|exhausted on the bus on the way to Brazil|
I spent most of my time in Bolivia with two friends, one Chilean and the other Japanese. We knew each other through a web of religious studies connections and by happenstance and mutual interest decided to travel together. As a result, because it was easier I guess, we mostly got to know each other better instead of Bolivians as we bopped from place to place, eating ridiculous amounts of fried street food, taking copious numbers of selfies, hitting up myriad artisan markets, doing the gambit of typical spendy and/or touristy things, bashing through, and perhaps lacking a bit in the cultural sensitivity I had been hoping for. In La Paz, while I spent hours in the Brazilian embassy getting my visa, the guys, theology students, toured the catholic churches (typical thing) and we went in the teleferico to the gimungous market above the city as well as the artisan market (money things). In Copacabana, we went to Isla del Sol and laid our hands on the sacred rock (tourist thing) and rented motorcycles to zoom around on the coast (money thing). In Cochabamba, we wandered aimlessly around, lacking a typical non-monetary tourist thing, and bought musical instruments (typical tourist money thing). We stayed in nice hostals, one of which offered a free beer a night, all of which had bathrooms with toilet seats, hot water, clean sheets and mostly smelled ok, luxuries in Bolivia.
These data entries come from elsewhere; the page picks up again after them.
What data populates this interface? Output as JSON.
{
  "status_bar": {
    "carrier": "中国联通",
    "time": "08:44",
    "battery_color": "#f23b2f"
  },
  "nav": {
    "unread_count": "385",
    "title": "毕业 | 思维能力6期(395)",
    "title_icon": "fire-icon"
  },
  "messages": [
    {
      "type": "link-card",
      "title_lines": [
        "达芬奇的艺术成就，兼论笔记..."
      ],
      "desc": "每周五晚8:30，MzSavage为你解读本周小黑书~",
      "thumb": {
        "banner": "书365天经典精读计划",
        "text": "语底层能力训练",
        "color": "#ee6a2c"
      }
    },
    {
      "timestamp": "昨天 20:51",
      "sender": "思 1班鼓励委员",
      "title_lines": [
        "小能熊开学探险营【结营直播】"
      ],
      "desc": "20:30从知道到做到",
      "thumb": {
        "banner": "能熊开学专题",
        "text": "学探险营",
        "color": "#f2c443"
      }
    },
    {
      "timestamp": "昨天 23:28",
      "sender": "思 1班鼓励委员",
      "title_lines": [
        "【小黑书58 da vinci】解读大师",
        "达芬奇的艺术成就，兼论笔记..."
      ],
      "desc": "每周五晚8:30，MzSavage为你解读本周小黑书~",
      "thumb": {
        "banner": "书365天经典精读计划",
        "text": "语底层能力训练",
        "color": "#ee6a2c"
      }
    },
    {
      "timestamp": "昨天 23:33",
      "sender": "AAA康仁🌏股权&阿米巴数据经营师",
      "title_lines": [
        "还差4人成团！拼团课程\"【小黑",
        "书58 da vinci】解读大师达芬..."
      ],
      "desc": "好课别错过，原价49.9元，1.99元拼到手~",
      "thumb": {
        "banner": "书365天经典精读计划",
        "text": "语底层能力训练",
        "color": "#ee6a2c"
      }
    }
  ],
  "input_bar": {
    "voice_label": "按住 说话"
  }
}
|Us three in Iquique before making the trek|
Motoki and Luis went back to Chile after Cochabamba for various reasons, and since I still had time, I continued on to Santa Cruz, Sucre and through Oruro before heading back. I realized, ultimately, that it was actually really good to have the time traveling together as well as the time traveling apart. Together, we became really good friends, learned to navigate artisan markets, choose the street vendor whose fried chicken was least likely to make us sick, pay the bus terminal usage tax before boarding the bus, make sure the bus has a bathroom and the bathroom actually works. We spent almost all of our time together, sleeping in hostal dorms or hotel triples, going on outings, scrounging for an internet connection, entertaining ourselves through interminable bus rides. We were good complements to each other as travelers, too. Luis really good at starting conversations with random people and asking about the best things to do in each place. Motoki honestly enjoying the inevitable internet hostal search so we’d have some place to stay the next night. Motoki and I processed together what it meant to be monied foreigners in a money poor country, to see 6-year-old kids doing handstands on the path on Isla del Sol for a couple of Bolivianos as they herded their sheep. Luis and I watched chilean soap operas on YouTube for hours on end when too exhausted for anything else, or had long arguments … ahem, discussions… on teaching about foreign cultures or what constitutes machista treatment of women.
|excited in the bus to Copacabana|
|watching dem soaps with treasured WIFI|
I saw a different facet of Bolivia, though, on my own. It wasn’t as pretty, necessarily, and I can’t call it even partially complete, but I’m glad to have gotten what I did. And you’ll get some of the highlights in part 2 of this post!